  1. I couldn’t agree with you more Rob. Getting something high quality out there is better than more content with bucket loads of mistakes. I am keeping that in mind as I am working in an important piece of content for my site at the moment. Thank you for sharing this valuable information.

  2. Mark A Hart says:

    For a high profile demo, the items that should be prioritized are the items that provide the most value to the customes (the people that are in the audience).

    One way to prioritize a list is to sit in a conference room that has a white board and ask for opinions. List the opinions on sticky notes. Spend hours re-arranging the sticky notes. The problem is that the results will be based on unvalidated opinions. It is likely that the loudest voice will have too much influence. The HiPPO (the highest paid person’s opinion) will have extra influence.

    A better way to prioritize a list is to interview the potential customers and review the notes from the interviews. To prioritize a list, the team has to ‘get out of the building’ and learn and confirm what provides the most value.

    Not all of the functionality has to be in the demo. Not all the ‘important’ behavior has to be faked. The more important factors are understanding what the customers value and acknowledging that your team is working to provide this value.

    Under such a framework, the team will not have to apologize for a feature that is not implemented.
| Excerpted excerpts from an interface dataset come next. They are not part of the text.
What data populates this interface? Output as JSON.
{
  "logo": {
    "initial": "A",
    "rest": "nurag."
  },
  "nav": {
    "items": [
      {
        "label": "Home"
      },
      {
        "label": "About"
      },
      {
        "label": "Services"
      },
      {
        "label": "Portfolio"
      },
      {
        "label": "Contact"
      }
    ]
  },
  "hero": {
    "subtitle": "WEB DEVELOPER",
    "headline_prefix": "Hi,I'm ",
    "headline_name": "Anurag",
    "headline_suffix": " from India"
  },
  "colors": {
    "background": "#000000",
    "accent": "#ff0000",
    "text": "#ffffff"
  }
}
The customer will be more impressed with a dialog that your team recognizes that a feature is critical to providing value for them. The customer will be more impressed that your team is continuing the dialog than a slick demo that doesn’t match their value requirements.
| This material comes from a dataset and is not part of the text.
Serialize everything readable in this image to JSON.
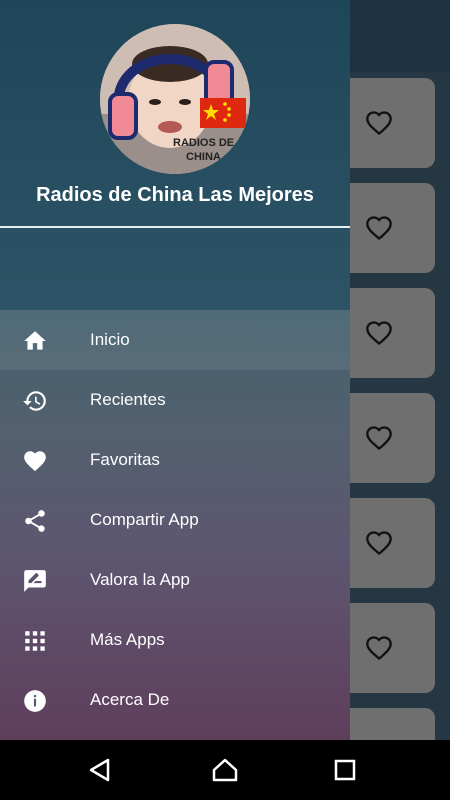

    For more information on ‘get out of the building’ see @sgBlank. For more information on interviewing customers see @KristinZhivago
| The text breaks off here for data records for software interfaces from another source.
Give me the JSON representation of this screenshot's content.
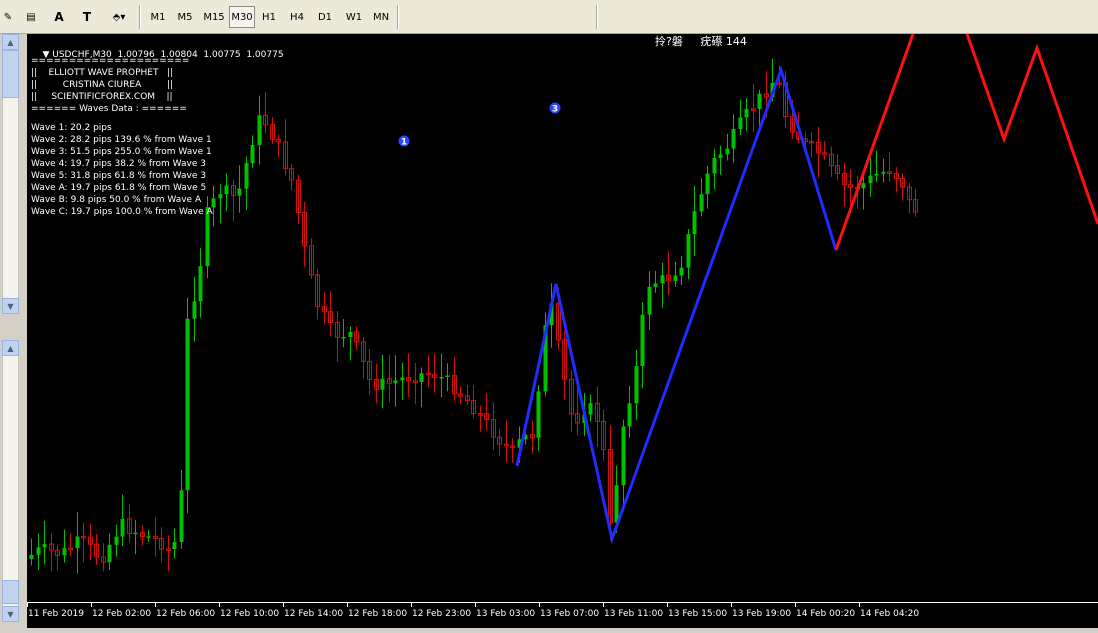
{
  "toolbar": {
    "tools": [
      {
        "name": "fibonacci-tool",
        "glyph": "✎"
      },
      {
        "name": "fibonacci-fan-tool",
        "glyph": "▤"
      },
      {
        "name": "text-tool",
        "glyph": "A"
      },
      {
        "name": "text-label-tool",
        "glyph": "T"
      },
      {
        "name": "arrows-tool",
        "glyph": "⬘▾"
      }
    ],
    "timeframes": [
      "M1",
      "M5",
      "M15",
      "M30",
      "H1",
      "H4",
      "D1",
      "W1",
      "MN"
    ],
    "active_timeframe": "M30"
  },
  "chart": {
    "header": "USDCHF,M30  1.00796  1.00804  1.00775  1.00775",
    "garbled_label": "拎?磐     疣礤 144",
    "ea_box": [
      "=====================",
      "||    ELLIOTT WAVE PROPHET   ||",
      "||         CRISTINA CIUREA         ||",
      "||     SCIENTIFICFOREX.COM    ||",
      "====== Waves Data : ======"
    ],
    "waves": [
      "Wave 1: 20.2 pips",
      "Wave 2: 28.2 pips 139.6 % from Wave 1",
      "Wave 3: 51.5 pips 255.0 % from Wave 1",
      "Wave 4: 19.7 pips 38.2 % from Wave 3",
      "Wave 5: 31.8 pips 61.8 % from Wave 3",
      "Wave A: 19.7 pips 61.8 % from Wave 5",
      "Wave B: 9.8 pips 50.0 % from Wave A",
      "Wave C: 19.7 pips 100.0 % from Wave A"
    ],
    "markers": [
      "1",
      "3"
    ],
    "x_axis_labels": [
      "11 Feb 2019",
      "12 Feb 02:00",
      "12 Feb 06:00",
      "12 Feb 10:00",
      "12 Feb 14:00",
      "12 Feb 18:00",
      "12 Feb 23:00",
      "13 Feb 03:00",
      "13 Feb 07:00",
      "13 Feb 11:00",
      "13 Feb 15:00",
      "13 Feb 19:00",
      "14 Feb 00:20",
      "14 Feb 04:20"
    ],
    "colors": {
      "bull": "#00c000",
      "bear": "#d01010",
      "wave_line": "#1f2bff",
      "projection": "#ff1010",
      "background": "#000000"
    }
  }
}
  3. Tom Psillas says:

    Use PowerPoint slides. Keep it simple.
    The worst case scenario is, you have Kevin O’Leary and the others on Shark Tank and your website that you plan to demo goes down.
    Take snapshots of your website pages that work and paste them into PowerPoint and walk out with the cash.
    I call that my cash and carry method.